[Description of the task] Restate every entry verbatim; drop the pictures.

Entries from a dataset of interfaces:
-- -- --

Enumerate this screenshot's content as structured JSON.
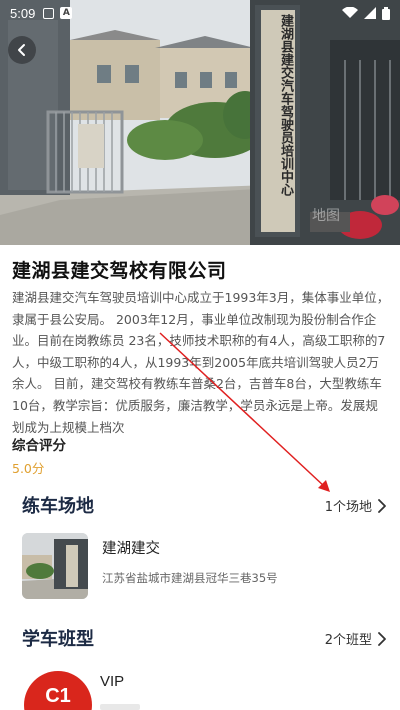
{
  "status_bar": {
    "time": "5:09",
    "icons": [
      "image-icon",
      "a-icon",
      "wifi-icon",
      "signal-icon",
      "battery-icon"
    ]
  },
  "hero": {
    "sign_text": "建湖县建交汽车驾驶员培训中心",
    "watermark": "地图"
  },
  "school": {
    "name": "建湖县建交驾校有限公司",
    "description": "建湖县建交汽车驾驶员培训中心成立于1993年3月，集体事业单位，隶属于县公安局。 2003年12月，事业单位改制现为股份制合作企业。目前在岗教练员 23名，技师技术职称的有4人，高级工职称的7人，中级工职称的4人，从1993年到2005年底共培训驾驶人员2万余人。 目前，建交驾校有教练车普桑2台，吉普车8台，大型教练车10台，教学宗旨：优质服务，廉洁教学，学员永远是上帝。发展规划成为上规模上档次",
    "rating_label": "综合评分",
    "rating_value": "5.0分"
  },
  "practice_section": {
    "title": "练车场地",
    "link": "1个场地",
    "venue": {
      "name": "建湖建交",
      "address": "江苏省盐城市建湖县冠华三巷35号"
    }
  },
  "class_section": {
    "title": "学车班型",
    "link": "2个班型",
    "item": {
      "badge": "C1",
      "name": "VIP"
    }
  },
  "colors": {
    "rating": "#e0a030",
    "section_title": "#1c2a44",
    "badge": "#d9261c",
    "annotation_arrow": "#e02020"
  }
}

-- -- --

[Your response]
Enumerate this screenshot's content as structured JSON.
{
  "status_bar": {
    "time": "5:09",
    "icons": [
      "image-icon",
      "a-icon",
      "wifi-icon",
      "signal-icon",
      "battery-icon"
    ]
  },
  "hero": {
    "sign_text": "建湖县建交汽车驾驶员培训中心",
    "watermark": "地图"
  },
  "school": {
    "name": "建湖县建交驾校有限公司",
    "description": "建湖县建交汽车驾驶员培训中心成立于1993年3月，集体事业单位，隶属于县公安局。 2003年12月，事业单位改制现为股份制合作企业。目前在岗教练员 23名，技师技术职称的有4人，高级工职称的7人，中级工职称的4人，从1993年到2005年底共培训驾驶人员2万余人。 目前，建交驾校有教练车普桑2台，吉普车8台，大型教练车10台，教学宗旨：优质服务，廉洁教学，学员永远是上帝。发展规划成为上规模上档次",
    "rating_label": "综合评分",
    "rating_value": "5.0分"
  },
  "practice_section": {
    "title": "练车场地",
    "link": "1个场地",
    "venue": {
      "name": "建湖建交",
      "address": "江苏省盐城市建湖县冠华三巷35号"
    }
  },
  "class_section": {
    "title": "学车班型",
    "link": "2个班型",
    "item": {
      "badge": "C1",
      "name": "VIP"
    }
  },
  "colors": {
    "rating": "#e0a030",
    "section_title": "#1c2a44",
    "badge": "#d9261c",
    "annotation_arrow": "#e02020"
  }
}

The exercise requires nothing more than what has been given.